## Exercise details
Exclude all pictures, and reproduce exactly the lines from the one containing "Give me the" through the end of the records, with nothing else added.

## Web page and app entries
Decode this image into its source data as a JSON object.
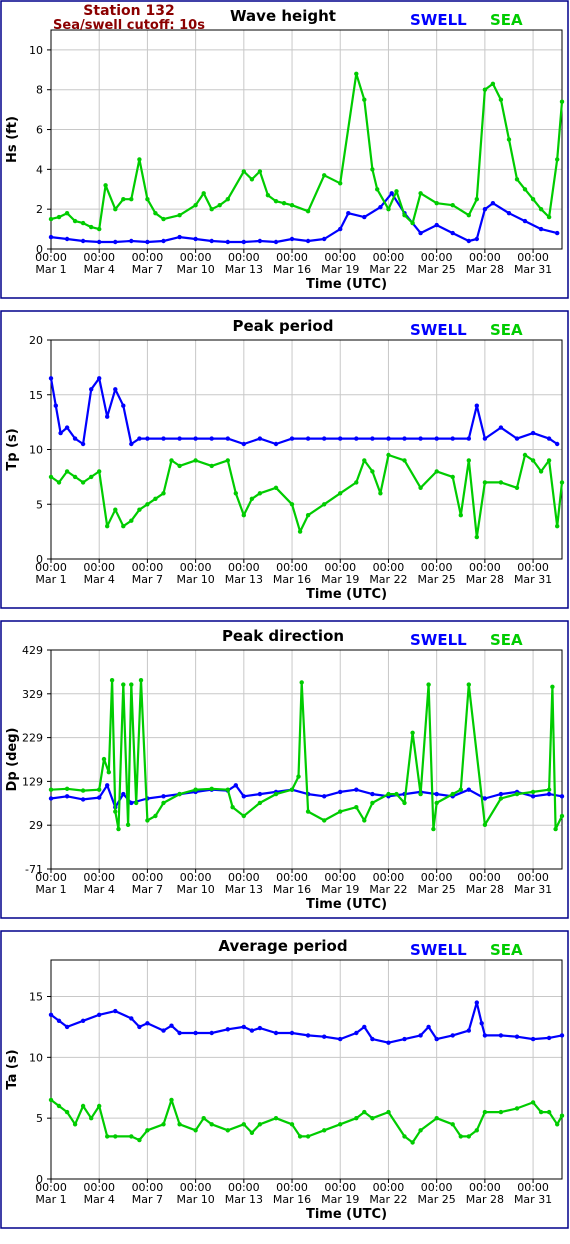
{
  "station": {
    "name": "Station 132",
    "cutoff": "Sea/swell cutoff: 10s"
  },
  "legend": {
    "swell": "SWELL",
    "sea": "SEA"
  },
  "colors": {
    "swell": "#0000ff",
    "sea": "#00cc00",
    "frame": "#00008b",
    "station": "#8b0000",
    "grid": "#c8c8c8"
  },
  "x_ticks": [
    {
      "time": "00:00",
      "date": "Mar 1",
      "day": 0
    },
    {
      "time": "00:00",
      "date": "Mar 4",
      "day": 3
    },
    {
      "time": "00:00",
      "date": "Mar 7",
      "day": 6
    },
    {
      "time": "00:00",
      "date": "Mar 10",
      "day": 9
    },
    {
      "time": "00:00",
      "date": "Mar 13",
      "day": 12
    },
    {
      "time": "00:00",
      "date": "Mar 16",
      "day": 15
    },
    {
      "time": "00:00",
      "date": "Mar 19",
      "day": 18
    },
    {
      "time": "00:00",
      "date": "Mar 22",
      "day": 21
    },
    {
      "time": "00:00",
      "date": "Mar 25",
      "day": 24
    },
    {
      "time": "00:00",
      "date": "Mar 28",
      "day": 27
    },
    {
      "time": "00:00",
      "date": "Mar 31",
      "day": 30
    }
  ],
  "chart_data": [
    {
      "type": "line",
      "title": "Wave height",
      "xlabel": "Time (UTC)",
      "ylabel": "Hs (ft)",
      "xlim": [
        0,
        31.8
      ],
      "ylim": [
        0,
        11
      ],
      "yticks": [
        0,
        2,
        4,
        6,
        8,
        10
      ],
      "grid": true,
      "legend_position": "top-right",
      "series": [
        {
          "name": "SWELL",
          "x": [
            0,
            1,
            2,
            3,
            4,
            5,
            6,
            7,
            8,
            9,
            10,
            11,
            12,
            13,
            14,
            15,
            16,
            17,
            18,
            18.5,
            19.5,
            20.5,
            21.2,
            22,
            23,
            24,
            25,
            26,
            26.5,
            27,
            27.5,
            28.5,
            29.5,
            30.5,
            31.5
          ],
          "y": [
            0.6,
            0.5,
            0.4,
            0.35,
            0.35,
            0.4,
            0.35,
            0.4,
            0.6,
            0.5,
            0.4,
            0.35,
            0.35,
            0.4,
            0.35,
            0.5,
            0.4,
            0.5,
            1.0,
            1.8,
            1.6,
            2.1,
            2.8,
            1.8,
            0.8,
            1.2,
            0.8,
            0.4,
            0.5,
            2.0,
            2.3,
            1.8,
            1.4,
            1.0,
            0.8
          ]
        },
        {
          "name": "SEA",
          "x": [
            0,
            0.5,
            1,
            1.5,
            2,
            2.5,
            3,
            3.4,
            4,
            4.5,
            5,
            5.5,
            6,
            6.5,
            7,
            8,
            9,
            9.5,
            10,
            10.5,
            11,
            12,
            12.5,
            13,
            13.5,
            14,
            14.5,
            15,
            16,
            17,
            18,
            19,
            19.5,
            20,
            20.3,
            21,
            21.5,
            22,
            22.5,
            23,
            24,
            25,
            26,
            26.5,
            27,
            27.5,
            28,
            28.5,
            29,
            29.5,
            30,
            30.5,
            31,
            31.5,
            31.8
          ],
          "y": [
            1.5,
            1.6,
            1.8,
            1.4,
            1.3,
            1.1,
            1.0,
            3.2,
            2.0,
            2.5,
            2.5,
            4.5,
            2.5,
            1.8,
            1.5,
            1.7,
            2.2,
            2.8,
            2.0,
            2.2,
            2.5,
            3.9,
            3.5,
            3.9,
            2.7,
            2.4,
            2.3,
            2.2,
            1.9,
            3.7,
            3.3,
            8.8,
            7.5,
            4.0,
            3.0,
            2.0,
            2.9,
            1.7,
            1.3,
            2.8,
            2.3,
            2.2,
            1.7,
            2.5,
            8.0,
            8.3,
            7.5,
            5.5,
            3.5,
            3.0,
            2.5,
            2.0,
            1.6,
            4.5,
            7.4
          ]
        }
      ]
    },
    {
      "type": "scatter",
      "title": "Peak period",
      "xlabel": "Time (UTC)",
      "ylabel": "Tp (s)",
      "xlim": [
        0,
        31.8
      ],
      "ylim": [
        0,
        20
      ],
      "yticks": [
        0,
        5,
        10,
        15,
        20
      ],
      "grid": true,
      "legend_position": "top-right",
      "series": [
        {
          "name": "SWELL",
          "x": [
            0,
            0.3,
            0.6,
            1,
            1.5,
            2,
            2.5,
            3,
            3.5,
            4,
            4.5,
            5,
            5.5,
            6,
            7,
            8,
            9,
            10,
            11,
            12,
            13,
            14,
            15,
            16,
            17,
            18,
            19,
            20,
            21,
            22,
            23,
            24,
            25,
            26,
            26.5,
            27,
            28,
            29,
            30,
            31,
            31.5
          ],
          "y": [
            16.5,
            14,
            11.5,
            12,
            11,
            10.5,
            15.5,
            16.5,
            13,
            15.5,
            14,
            10.5,
            11,
            11,
            11,
            11,
            11,
            11,
            11,
            10.5,
            11,
            10.5,
            11,
            11,
            11,
            11,
            11,
            11,
            11,
            11,
            11,
            11,
            11,
            11,
            14,
            11,
            12,
            11,
            11.5,
            11,
            10.5
          ]
        },
        {
          "name": "SEA",
          "x": [
            0,
            0.5,
            1,
            1.5,
            2,
            2.5,
            3,
            3.5,
            4,
            4.5,
            5,
            5.5,
            6,
            6.5,
            7,
            7.5,
            8,
            9,
            10,
            11,
            11.5,
            12,
            12.5,
            13,
            14,
            15,
            15.5,
            16,
            17,
            18,
            19,
            19.5,
            20,
            20.5,
            21,
            22,
            23,
            24,
            25,
            25.5,
            26,
            26.5,
            27,
            28,
            29,
            29.5,
            30,
            30.5,
            31,
            31.5,
            31.8
          ],
          "y": [
            7.5,
            7,
            8,
            7.5,
            7,
            7.5,
            8,
            3,
            4.5,
            3,
            3.5,
            4.5,
            5,
            5.5,
            6,
            9,
            8.5,
            9,
            8.5,
            9,
            6,
            4,
            5.5,
            6,
            6.5,
            5,
            2.5,
            4,
            5,
            6,
            7,
            9,
            8,
            6,
            9.5,
            9,
            6.5,
            8,
            7.5,
            4,
            9,
            2,
            7,
            7,
            6.5,
            9.5,
            9,
            8,
            9,
            3,
            7
          ]
        }
      ]
    },
    {
      "type": "scatter",
      "title": "Peak direction",
      "xlabel": "Time (UTC)",
      "ylabel": "Dp (deg)",
      "xlim": [
        0,
        31.8
      ],
      "ylim": [
        -71,
        429
      ],
      "yticks": [
        -71,
        29,
        129,
        229,
        329,
        429
      ],
      "grid": true,
      "legend_position": "top-right",
      "series": [
        {
          "name": "SWELL",
          "x": [
            0,
            1,
            2,
            3,
            3.5,
            4,
            4.5,
            5,
            6,
            7,
            8,
            9,
            10,
            11,
            11.5,
            12,
            13,
            14,
            15,
            16,
            17,
            18,
            19,
            20,
            21,
            22,
            23,
            24,
            25,
            26,
            27,
            28,
            29,
            30,
            31,
            31.8
          ],
          "y": [
            90,
            95,
            88,
            92,
            120,
            70,
            100,
            80,
            90,
            95,
            100,
            105,
            110,
            108,
            120,
            95,
            100,
            105,
            110,
            100,
            95,
            105,
            110,
            100,
            95,
            100,
            105,
            100,
            95,
            110,
            90,
            100,
            105,
            95,
            100,
            95
          ]
        },
        {
          "name": "SEA",
          "x": [
            0,
            1,
            2,
            3,
            3.3,
            3.6,
            3.8,
            4,
            4.2,
            4.5,
            4.8,
            5,
            5.3,
            5.6,
            6,
            6.5,
            7,
            8,
            9,
            10,
            11,
            11.3,
            12,
            13,
            14,
            15,
            15.4,
            15.6,
            16,
            17,
            18,
            19,
            19.5,
            20,
            21,
            21.5,
            22,
            22.5,
            23,
            23.5,
            23.8,
            24,
            25,
            25.5,
            26,
            27,
            28,
            29,
            30,
            31,
            31.2,
            31.4,
            31.8
          ],
          "y": [
            110,
            112,
            108,
            110,
            180,
            150,
            360,
            60,
            20,
            350,
            30,
            350,
            80,
            360,
            40,
            50,
            80,
            100,
            110,
            112,
            110,
            70,
            50,
            80,
            100,
            110,
            140,
            355,
            60,
            40,
            60,
            70,
            40,
            80,
            100,
            100,
            80,
            240,
            100,
            350,
            20,
            80,
            100,
            110,
            350,
            30,
            90,
            100,
            105,
            110,
            345,
            20,
            50
          ]
        }
      ]
    },
    {
      "type": "line",
      "title": "Average period",
      "xlabel": "Time (UTC)",
      "ylabel": "Ta (s)",
      "xlim": [
        0,
        31.8
      ],
      "ylim": [
        0,
        18
      ],
      "yticks": [
        0,
        5,
        10,
        15
      ],
      "grid": true,
      "legend_position": "top-right",
      "series": [
        {
          "name": "SWELL",
          "x": [
            0,
            0.5,
            1,
            2,
            3,
            4,
            5,
            5.5,
            6,
            7,
            7.5,
            8,
            9,
            10,
            11,
            12,
            12.5,
            13,
            14,
            15,
            16,
            17,
            18,
            19,
            19.5,
            20,
            21,
            22,
            23,
            23.5,
            24,
            25,
            26,
            26.5,
            26.8,
            27,
            28,
            29,
            30,
            31,
            31.8
          ],
          "y": [
            13.5,
            13,
            12.5,
            13,
            13.5,
            13.8,
            13.2,
            12.5,
            12.8,
            12.2,
            12.6,
            12,
            12,
            12,
            12.3,
            12.5,
            12.2,
            12.4,
            12,
            12,
            11.8,
            11.7,
            11.5,
            12,
            12.5,
            11.5,
            11.2,
            11.5,
            11.8,
            12.5,
            11.5,
            11.8,
            12.2,
            14.5,
            12.8,
            11.8,
            11.8,
            11.7,
            11.5,
            11.6,
            11.8
          ]
        },
        {
          "name": "SEA",
          "x": [
            0,
            0.5,
            1,
            1.5,
            2,
            2.5,
            3,
            3.5,
            4,
            5,
            5.5,
            6,
            7,
            7.5,
            8,
            9,
            9.5,
            10,
            11,
            12,
            12.5,
            13,
            14,
            15,
            15.5,
            16,
            17,
            18,
            19,
            19.5,
            20,
            21,
            22,
            22.5,
            23,
            24,
            25,
            25.5,
            26,
            26.5,
            27,
            28,
            29,
            30,
            30.5,
            31,
            31.5,
            31.8
          ],
          "y": [
            6.5,
            6,
            5.5,
            4.5,
            6,
            5,
            6,
            3.5,
            3.5,
            3.5,
            3.2,
            4,
            4.5,
            6.5,
            4.5,
            4,
            5,
            4.5,
            4,
            4.5,
            3.8,
            4.5,
            5,
            4.5,
            3.5,
            3.5,
            4,
            4.5,
            5,
            5.5,
            5,
            5.5,
            3.5,
            3,
            4,
            5,
            4.5,
            3.5,
            3.5,
            4,
            5.5,
            5.5,
            5.8,
            6.3,
            5.5,
            5.5,
            4.5,
            5.2
          ]
        }
      ]
    }
  ]
}
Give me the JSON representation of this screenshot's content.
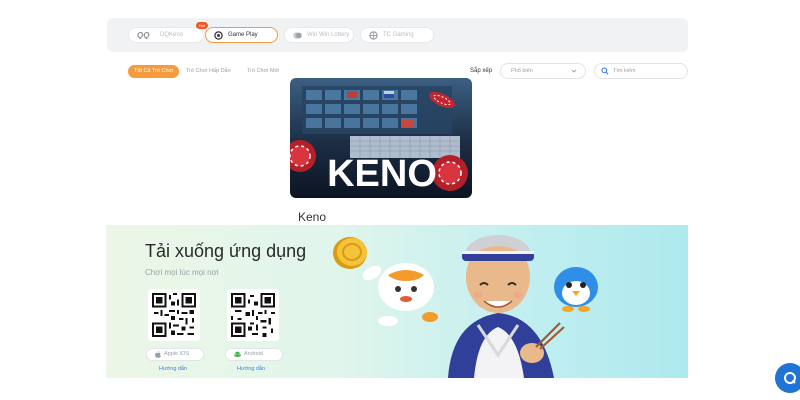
{
  "providers": {
    "tabs": [
      {
        "label": "DQKeno",
        "icon": "dq-logo-icon",
        "badge": "Hot"
      },
      {
        "label": "Game Play",
        "icon": "gameplay-icon",
        "active": true
      },
      {
        "label": "Win Win Lottery",
        "icon": "winwin-icon"
      },
      {
        "label": "TC Gaming",
        "icon": "tc-gaming-icon"
      }
    ]
  },
  "filters": {
    "chips": [
      "Tất Cả Trò Chơi",
      "Trò Chơi Hấp Dẫn",
      "Trò Chơi Mới"
    ],
    "sort_label": "Sắp xếp",
    "sort_value": "Phổ biến",
    "search_placeholder": "Tìm kiếm"
  },
  "game": {
    "title": "Keno",
    "image_text": "KENO"
  },
  "download": {
    "title": "Tải xuống ứng dụng",
    "subtitle": "Chơi mọi lúc mọi nơi",
    "ios_label": "Apple IOS",
    "android_label": "Android",
    "guide_label": "Hướng dẫn"
  },
  "colors": {
    "accent": "#f79a3c",
    "link": "#3d7ee0",
    "support": "#1f74d6"
  }
}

## Result
Give me the JSON representation of this screenshot's content.
{
  "providers": {
    "tabs": [
      {
        "label": "DQKeno",
        "icon": "dq-logo-icon",
        "badge": "Hot"
      },
      {
        "label": "Game Play",
        "icon": "gameplay-icon",
        "active": true
      },
      {
        "label": "Win Win Lottery",
        "icon": "winwin-icon"
      },
      {
        "label": "TC Gaming",
        "icon": "tc-gaming-icon"
      }
    ]
  },
  "filters": {
    "chips": [
      "Tất Cả Trò Chơi",
      "Trò Chơi Hấp Dẫn",
      "Trò Chơi Mới"
    ],
    "sort_label": "Sắp xếp",
    "sort_value": "Phổ biến",
    "search_placeholder": "Tìm kiếm"
  },
  "game": {
    "title": "Keno",
    "image_text": "KENO"
  },
  "download": {
    "title": "Tải xuống ứng dụng",
    "subtitle": "Chơi mọi lúc mọi nơi",
    "ios_label": "Apple IOS",
    "android_label": "Android",
    "guide_label": "Hướng dẫn"
  },
  "colors": {
    "accent": "#f79a3c",
    "link": "#3d7ee0",
    "support": "#1f74d6"
  }
}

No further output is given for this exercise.